* _Problem statement_
In the entries below, find every line with "chart" and copy it.

[Opening Provided data section]

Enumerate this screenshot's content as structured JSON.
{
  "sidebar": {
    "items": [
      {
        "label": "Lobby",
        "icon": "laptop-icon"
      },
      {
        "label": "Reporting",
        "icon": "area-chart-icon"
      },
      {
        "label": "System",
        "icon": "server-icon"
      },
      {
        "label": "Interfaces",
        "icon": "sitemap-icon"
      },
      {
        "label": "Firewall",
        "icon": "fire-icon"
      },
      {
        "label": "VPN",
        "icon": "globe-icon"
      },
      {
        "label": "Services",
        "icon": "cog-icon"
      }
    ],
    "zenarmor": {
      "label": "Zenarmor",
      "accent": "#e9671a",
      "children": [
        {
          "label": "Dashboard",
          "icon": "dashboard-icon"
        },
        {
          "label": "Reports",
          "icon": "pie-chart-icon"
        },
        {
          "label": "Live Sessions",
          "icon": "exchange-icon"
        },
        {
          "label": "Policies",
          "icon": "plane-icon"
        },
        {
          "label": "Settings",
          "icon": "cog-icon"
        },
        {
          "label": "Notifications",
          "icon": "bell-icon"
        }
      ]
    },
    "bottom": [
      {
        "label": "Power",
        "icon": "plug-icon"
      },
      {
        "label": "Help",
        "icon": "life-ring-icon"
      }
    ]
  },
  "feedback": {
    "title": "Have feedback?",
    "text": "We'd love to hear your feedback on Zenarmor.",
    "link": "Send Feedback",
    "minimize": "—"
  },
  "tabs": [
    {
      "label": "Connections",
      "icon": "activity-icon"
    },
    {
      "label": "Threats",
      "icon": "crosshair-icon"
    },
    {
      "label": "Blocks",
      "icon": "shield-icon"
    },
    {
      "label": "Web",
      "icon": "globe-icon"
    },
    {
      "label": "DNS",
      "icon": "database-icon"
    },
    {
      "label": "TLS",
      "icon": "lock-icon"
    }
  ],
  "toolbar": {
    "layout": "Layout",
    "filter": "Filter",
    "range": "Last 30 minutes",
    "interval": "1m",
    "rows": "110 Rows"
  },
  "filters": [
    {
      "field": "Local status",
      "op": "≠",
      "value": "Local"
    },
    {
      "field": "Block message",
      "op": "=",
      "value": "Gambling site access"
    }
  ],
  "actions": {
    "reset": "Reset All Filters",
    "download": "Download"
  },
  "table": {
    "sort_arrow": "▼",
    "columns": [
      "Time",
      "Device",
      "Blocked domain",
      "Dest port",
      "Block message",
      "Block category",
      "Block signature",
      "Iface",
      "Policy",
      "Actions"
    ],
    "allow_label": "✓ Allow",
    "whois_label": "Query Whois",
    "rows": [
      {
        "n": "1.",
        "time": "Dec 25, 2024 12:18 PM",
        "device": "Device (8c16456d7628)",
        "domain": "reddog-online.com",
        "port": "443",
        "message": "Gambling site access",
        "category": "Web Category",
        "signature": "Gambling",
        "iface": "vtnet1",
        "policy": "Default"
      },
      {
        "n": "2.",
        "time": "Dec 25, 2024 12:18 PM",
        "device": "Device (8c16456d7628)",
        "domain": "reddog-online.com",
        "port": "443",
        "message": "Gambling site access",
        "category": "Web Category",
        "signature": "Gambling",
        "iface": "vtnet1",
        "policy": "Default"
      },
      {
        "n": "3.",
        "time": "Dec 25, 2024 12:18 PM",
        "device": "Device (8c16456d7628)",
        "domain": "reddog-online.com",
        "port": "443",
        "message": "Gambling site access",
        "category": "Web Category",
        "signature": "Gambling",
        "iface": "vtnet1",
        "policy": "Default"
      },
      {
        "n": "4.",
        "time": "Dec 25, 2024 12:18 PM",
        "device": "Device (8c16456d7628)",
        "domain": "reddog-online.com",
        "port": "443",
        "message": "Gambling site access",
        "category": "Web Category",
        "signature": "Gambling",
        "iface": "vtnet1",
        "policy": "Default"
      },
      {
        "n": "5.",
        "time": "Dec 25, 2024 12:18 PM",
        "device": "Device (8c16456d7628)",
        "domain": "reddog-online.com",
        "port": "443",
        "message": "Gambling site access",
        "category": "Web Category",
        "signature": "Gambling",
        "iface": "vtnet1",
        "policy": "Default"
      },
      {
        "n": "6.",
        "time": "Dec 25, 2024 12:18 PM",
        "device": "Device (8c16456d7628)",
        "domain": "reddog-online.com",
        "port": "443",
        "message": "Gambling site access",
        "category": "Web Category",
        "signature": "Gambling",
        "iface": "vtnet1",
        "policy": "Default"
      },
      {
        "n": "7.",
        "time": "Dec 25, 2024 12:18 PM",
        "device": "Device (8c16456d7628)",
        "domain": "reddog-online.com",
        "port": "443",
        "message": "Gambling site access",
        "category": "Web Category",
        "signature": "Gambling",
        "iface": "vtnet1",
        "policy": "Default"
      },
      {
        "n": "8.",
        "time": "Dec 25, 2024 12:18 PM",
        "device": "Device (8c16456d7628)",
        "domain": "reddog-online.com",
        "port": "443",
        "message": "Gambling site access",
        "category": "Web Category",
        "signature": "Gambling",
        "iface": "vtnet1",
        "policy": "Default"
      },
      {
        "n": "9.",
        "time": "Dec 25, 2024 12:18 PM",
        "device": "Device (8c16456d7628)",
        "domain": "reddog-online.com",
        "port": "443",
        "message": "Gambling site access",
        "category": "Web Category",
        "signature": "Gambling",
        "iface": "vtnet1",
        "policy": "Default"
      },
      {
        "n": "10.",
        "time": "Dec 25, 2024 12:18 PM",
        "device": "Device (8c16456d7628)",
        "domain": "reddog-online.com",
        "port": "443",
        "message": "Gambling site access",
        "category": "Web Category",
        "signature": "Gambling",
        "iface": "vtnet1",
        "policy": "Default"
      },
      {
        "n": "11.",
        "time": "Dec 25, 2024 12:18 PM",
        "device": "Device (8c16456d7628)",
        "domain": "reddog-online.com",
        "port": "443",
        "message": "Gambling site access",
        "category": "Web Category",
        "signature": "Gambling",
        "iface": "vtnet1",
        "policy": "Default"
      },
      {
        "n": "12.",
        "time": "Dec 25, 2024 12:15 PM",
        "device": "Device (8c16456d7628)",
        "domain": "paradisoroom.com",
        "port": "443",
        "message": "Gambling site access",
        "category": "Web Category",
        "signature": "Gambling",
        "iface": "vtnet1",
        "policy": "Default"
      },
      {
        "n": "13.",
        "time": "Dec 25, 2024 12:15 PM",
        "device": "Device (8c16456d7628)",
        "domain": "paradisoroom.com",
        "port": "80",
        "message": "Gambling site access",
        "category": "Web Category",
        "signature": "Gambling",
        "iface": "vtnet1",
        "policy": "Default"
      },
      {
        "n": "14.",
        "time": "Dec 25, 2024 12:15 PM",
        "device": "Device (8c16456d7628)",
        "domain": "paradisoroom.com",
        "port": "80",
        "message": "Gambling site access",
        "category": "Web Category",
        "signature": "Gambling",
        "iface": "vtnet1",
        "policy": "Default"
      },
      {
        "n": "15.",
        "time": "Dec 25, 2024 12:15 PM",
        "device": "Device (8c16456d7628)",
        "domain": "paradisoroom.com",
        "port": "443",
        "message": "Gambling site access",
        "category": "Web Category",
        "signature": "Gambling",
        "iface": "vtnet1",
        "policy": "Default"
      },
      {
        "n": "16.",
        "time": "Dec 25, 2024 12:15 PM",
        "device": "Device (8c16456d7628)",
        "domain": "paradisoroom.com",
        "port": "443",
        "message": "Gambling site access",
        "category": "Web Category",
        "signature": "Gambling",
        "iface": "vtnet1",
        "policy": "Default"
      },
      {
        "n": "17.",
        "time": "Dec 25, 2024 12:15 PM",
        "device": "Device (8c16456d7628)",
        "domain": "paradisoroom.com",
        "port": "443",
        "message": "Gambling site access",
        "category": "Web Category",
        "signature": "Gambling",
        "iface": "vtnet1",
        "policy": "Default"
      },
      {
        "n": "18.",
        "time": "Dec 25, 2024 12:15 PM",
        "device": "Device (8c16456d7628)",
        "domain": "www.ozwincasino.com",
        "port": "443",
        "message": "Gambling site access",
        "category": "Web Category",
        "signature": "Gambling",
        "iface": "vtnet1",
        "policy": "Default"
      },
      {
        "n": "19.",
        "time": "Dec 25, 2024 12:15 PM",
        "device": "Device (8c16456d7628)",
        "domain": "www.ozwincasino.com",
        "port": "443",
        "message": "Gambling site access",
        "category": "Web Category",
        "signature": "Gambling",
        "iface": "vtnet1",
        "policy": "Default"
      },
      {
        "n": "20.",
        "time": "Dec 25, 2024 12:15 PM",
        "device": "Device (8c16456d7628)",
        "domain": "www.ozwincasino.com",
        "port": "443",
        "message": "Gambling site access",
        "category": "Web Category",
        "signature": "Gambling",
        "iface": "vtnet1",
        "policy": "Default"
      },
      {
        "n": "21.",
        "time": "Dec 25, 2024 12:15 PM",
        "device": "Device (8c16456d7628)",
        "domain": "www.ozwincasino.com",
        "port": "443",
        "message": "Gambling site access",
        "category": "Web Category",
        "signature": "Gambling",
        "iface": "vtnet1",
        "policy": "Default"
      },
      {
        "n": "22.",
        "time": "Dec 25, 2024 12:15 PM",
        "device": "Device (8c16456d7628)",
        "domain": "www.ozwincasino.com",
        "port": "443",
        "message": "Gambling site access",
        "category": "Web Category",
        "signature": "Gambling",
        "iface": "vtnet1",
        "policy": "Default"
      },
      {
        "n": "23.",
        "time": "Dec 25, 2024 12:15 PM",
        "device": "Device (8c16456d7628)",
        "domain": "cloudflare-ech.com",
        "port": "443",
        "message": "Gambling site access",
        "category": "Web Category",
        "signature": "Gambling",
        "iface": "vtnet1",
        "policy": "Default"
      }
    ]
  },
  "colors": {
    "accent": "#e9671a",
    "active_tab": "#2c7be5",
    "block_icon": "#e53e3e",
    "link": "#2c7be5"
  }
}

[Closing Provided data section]

* _Response to this task_
        "icon": "area-chart-icon"
          "icon": "pie-chart-icon"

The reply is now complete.